(DATA FOR ANALYSIS)
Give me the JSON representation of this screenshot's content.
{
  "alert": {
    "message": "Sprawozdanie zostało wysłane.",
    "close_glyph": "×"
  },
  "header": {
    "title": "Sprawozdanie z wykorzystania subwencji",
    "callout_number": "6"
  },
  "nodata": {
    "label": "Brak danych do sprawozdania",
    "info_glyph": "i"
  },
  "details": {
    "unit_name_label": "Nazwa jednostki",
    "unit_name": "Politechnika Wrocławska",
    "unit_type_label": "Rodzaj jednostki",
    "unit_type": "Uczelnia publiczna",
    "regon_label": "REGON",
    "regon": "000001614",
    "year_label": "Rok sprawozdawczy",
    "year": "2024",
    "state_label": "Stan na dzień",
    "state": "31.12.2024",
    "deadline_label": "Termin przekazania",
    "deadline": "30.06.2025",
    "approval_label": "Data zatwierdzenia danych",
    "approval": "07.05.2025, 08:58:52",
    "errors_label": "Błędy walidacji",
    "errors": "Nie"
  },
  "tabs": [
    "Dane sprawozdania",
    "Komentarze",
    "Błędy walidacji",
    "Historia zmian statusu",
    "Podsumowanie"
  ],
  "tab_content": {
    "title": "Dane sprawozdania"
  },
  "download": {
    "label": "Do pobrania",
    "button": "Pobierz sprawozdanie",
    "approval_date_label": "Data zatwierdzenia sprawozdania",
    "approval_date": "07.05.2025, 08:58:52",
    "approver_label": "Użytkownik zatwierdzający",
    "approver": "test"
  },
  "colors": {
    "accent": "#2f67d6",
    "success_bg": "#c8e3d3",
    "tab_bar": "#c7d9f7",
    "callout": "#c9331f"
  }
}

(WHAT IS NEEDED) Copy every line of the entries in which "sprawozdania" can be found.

(SOLUTION FOR THIS PROBLEM)
    "label": "Brak danych do sprawozdania",
    "Dane sprawozdania",
    "title": "Dane sprawozdania"
    "approval_date_label": "Data zatwierdzenia sprawozdania",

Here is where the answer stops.